Higher taxes, anyone?
... liberals are clamoring for … higher taxes. Partly because of changes endorsed by presidents from Ronald Reagan to Barack Obama, approximately 60 percent of taxpayers now pay either no income tax (43 percent) or less than 5 percent of their income. Because one cannot raise significant money by that tax without nicking the middle class, or without bringing millions of people back onto the income tax rolls, attention is turning to a value-added tax.
A VAT is levied at every stage of production. Like the cap-and-trade carbon regime now being constructed, a VAT is a liberal politician's delight: It taxes everything, but opaquely.
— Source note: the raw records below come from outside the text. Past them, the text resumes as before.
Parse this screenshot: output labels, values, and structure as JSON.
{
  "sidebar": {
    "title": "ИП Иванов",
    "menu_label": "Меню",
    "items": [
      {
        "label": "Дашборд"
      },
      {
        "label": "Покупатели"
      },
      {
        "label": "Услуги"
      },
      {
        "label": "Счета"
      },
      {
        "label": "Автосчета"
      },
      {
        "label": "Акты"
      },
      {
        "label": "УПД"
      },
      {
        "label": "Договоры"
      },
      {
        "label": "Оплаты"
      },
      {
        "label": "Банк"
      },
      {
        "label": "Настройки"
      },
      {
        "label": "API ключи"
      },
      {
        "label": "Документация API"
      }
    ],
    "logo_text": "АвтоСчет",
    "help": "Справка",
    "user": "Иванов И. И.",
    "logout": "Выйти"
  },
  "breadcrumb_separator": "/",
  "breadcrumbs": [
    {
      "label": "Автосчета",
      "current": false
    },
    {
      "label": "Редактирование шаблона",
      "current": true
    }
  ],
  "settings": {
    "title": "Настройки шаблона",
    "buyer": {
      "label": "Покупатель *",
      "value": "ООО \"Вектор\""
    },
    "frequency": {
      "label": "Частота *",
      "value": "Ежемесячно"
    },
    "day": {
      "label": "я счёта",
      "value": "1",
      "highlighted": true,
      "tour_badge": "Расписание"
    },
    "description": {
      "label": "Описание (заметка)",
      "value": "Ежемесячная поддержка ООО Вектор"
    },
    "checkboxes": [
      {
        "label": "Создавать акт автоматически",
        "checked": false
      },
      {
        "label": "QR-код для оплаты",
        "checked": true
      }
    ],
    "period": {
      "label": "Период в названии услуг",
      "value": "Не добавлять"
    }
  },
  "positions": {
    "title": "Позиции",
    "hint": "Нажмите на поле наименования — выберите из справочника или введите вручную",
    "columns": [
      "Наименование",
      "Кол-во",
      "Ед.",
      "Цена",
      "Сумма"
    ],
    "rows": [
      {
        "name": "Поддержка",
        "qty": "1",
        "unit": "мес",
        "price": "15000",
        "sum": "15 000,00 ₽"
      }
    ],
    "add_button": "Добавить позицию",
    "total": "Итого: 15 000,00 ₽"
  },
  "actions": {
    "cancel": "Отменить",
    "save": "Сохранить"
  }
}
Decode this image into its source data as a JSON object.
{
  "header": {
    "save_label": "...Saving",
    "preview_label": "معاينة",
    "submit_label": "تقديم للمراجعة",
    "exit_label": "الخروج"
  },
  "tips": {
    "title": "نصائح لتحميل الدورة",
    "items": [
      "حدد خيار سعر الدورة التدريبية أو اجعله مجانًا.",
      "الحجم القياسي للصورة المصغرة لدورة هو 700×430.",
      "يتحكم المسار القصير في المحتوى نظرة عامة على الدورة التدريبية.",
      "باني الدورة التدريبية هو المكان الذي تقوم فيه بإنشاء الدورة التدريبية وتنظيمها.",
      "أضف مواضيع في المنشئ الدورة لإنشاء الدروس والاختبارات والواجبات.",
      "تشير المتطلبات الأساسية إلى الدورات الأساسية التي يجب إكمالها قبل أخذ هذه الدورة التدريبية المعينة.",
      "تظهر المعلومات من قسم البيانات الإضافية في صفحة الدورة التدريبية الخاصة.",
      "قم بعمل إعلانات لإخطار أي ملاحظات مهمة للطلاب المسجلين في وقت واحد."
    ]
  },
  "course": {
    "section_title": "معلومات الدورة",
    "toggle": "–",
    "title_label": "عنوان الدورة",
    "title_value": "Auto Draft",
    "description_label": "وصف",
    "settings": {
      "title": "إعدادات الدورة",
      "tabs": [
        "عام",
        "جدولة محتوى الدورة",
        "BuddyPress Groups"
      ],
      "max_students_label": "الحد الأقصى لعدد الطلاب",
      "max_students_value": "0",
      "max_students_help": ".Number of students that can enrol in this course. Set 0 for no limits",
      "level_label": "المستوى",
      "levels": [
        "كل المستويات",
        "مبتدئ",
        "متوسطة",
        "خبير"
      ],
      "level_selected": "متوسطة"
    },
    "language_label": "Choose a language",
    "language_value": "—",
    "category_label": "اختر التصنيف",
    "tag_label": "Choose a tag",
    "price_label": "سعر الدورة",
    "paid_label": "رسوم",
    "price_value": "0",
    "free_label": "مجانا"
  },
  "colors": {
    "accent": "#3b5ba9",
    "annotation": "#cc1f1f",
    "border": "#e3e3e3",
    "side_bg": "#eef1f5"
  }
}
Before he became an economic adviser in the Obama White House, where wit can be dangerous, Larry Summers said: Liberals oppose a VAT because it is regressive and conservatives oppose it because it is a money machine, but a VAT might come when liberals realize it is a money machine and conservatives realize it is regressive.
Comment: More on VAT here.
George Will on government efficiency:
... before embarking on Stimulus III, note that only about 10 percent of Stimulus II has yet been injected into the economy. This is not the administration's fault, the administration's defenders say, because government is cumbersome, sluggish and inefficient. But this sunburst of insight comes as the administration toils to enlarge governmental control of health care, energy, finance, education, etc. The administration guesses that these government projects will do better than the Postal Service (its second-quarter loss, $1.9 billion, was 68 percent of its losses for all of 2008) and the government's railroad (Amtrak has had 38 money-losing years, and this year's losses are on pace to set a record).